§ What you need to do
Every line containing the string "JSON" is to be copied from the records.

§ Source material

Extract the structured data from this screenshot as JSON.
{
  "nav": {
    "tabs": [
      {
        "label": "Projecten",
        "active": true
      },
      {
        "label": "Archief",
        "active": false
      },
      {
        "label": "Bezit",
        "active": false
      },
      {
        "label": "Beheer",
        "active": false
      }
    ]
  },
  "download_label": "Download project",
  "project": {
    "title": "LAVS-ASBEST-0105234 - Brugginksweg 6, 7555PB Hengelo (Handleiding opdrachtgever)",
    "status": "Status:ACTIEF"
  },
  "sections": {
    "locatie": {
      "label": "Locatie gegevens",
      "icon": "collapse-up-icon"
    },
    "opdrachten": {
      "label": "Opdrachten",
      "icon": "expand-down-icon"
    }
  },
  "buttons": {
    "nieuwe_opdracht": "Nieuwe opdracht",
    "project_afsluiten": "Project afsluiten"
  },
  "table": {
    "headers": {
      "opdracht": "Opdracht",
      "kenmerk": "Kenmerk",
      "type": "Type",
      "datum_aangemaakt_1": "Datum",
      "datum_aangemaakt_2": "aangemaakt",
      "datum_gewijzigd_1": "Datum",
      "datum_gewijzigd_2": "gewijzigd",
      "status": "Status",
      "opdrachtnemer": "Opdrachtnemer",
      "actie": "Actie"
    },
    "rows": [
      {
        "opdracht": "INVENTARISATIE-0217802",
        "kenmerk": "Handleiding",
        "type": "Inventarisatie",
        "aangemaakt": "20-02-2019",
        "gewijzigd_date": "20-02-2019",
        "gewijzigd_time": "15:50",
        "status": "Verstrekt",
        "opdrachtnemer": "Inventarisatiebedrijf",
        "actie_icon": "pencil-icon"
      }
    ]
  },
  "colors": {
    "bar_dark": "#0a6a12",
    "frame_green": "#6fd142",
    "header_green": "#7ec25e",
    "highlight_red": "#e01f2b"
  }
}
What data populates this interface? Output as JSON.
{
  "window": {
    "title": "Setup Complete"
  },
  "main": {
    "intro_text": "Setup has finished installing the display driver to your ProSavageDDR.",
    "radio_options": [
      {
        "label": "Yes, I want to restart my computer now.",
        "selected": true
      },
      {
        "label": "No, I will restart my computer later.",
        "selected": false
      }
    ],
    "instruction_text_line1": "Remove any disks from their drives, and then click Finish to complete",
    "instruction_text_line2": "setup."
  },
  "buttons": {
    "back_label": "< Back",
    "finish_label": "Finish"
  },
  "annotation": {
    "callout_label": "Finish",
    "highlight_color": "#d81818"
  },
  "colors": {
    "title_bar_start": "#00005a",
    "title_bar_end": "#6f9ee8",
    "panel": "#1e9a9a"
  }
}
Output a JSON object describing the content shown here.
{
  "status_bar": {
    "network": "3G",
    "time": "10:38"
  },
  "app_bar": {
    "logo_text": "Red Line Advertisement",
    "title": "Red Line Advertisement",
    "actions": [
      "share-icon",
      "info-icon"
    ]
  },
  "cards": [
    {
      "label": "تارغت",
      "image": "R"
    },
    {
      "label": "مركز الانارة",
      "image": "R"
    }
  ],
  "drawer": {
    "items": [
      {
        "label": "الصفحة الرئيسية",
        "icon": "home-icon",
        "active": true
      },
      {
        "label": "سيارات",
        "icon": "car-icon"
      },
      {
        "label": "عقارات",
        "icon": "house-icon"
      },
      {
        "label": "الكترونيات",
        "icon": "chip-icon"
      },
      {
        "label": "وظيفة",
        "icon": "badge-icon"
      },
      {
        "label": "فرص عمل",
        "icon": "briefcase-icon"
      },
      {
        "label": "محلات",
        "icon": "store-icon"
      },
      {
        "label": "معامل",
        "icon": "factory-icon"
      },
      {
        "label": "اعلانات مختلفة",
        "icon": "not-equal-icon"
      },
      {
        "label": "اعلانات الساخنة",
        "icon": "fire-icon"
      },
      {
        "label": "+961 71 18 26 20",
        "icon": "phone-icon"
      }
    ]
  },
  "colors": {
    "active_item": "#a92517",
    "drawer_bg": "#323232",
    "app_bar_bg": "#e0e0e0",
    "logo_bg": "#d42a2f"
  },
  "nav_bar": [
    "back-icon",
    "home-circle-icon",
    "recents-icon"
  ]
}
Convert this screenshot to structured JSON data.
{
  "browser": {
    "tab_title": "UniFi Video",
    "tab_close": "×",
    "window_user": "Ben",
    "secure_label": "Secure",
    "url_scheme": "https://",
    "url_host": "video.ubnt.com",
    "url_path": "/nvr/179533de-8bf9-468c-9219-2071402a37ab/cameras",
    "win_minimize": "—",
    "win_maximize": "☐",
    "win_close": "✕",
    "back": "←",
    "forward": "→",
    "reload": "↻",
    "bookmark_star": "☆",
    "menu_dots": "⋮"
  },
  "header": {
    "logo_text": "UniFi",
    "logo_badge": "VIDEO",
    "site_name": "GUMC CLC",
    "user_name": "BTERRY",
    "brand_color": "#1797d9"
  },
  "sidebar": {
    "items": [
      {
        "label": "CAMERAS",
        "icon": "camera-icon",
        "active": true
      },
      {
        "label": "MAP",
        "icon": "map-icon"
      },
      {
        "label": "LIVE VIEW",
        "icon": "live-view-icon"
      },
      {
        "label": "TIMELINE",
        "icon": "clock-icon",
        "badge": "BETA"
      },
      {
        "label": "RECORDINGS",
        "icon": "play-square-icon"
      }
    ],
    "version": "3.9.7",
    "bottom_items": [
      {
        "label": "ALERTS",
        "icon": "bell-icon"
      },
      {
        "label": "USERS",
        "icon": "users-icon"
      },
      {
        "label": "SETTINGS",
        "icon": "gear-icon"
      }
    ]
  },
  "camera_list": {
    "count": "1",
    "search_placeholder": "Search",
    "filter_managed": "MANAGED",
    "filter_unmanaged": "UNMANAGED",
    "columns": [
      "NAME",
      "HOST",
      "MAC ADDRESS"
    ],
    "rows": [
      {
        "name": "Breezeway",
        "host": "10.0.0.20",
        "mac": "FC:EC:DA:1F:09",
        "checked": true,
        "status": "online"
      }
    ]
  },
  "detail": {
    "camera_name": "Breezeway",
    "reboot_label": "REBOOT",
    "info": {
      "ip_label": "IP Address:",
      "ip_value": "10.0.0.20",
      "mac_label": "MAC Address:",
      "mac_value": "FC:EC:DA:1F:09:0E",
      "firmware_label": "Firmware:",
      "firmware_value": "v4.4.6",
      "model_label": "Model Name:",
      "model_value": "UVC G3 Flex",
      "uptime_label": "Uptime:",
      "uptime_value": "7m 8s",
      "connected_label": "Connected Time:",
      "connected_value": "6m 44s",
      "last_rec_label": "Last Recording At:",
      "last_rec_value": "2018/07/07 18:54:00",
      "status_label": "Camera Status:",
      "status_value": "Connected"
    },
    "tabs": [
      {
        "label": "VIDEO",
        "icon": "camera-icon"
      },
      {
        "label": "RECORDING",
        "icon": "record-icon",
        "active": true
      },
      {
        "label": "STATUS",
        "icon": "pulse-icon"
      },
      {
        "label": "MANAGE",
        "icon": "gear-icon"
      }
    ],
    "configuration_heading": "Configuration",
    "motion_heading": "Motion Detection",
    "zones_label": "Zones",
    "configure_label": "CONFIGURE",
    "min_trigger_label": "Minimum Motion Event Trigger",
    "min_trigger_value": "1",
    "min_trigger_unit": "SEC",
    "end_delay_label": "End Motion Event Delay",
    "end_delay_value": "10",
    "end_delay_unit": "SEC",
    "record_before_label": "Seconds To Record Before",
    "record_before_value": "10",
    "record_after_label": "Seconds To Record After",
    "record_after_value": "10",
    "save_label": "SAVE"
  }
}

§ Response to the exercise
Extract the structured data from this screenshot as JSON.
What data populates this interface? Output as JSON.
Output a JSON object describing the content shown here.
Convert this screenshot to structured JSON data.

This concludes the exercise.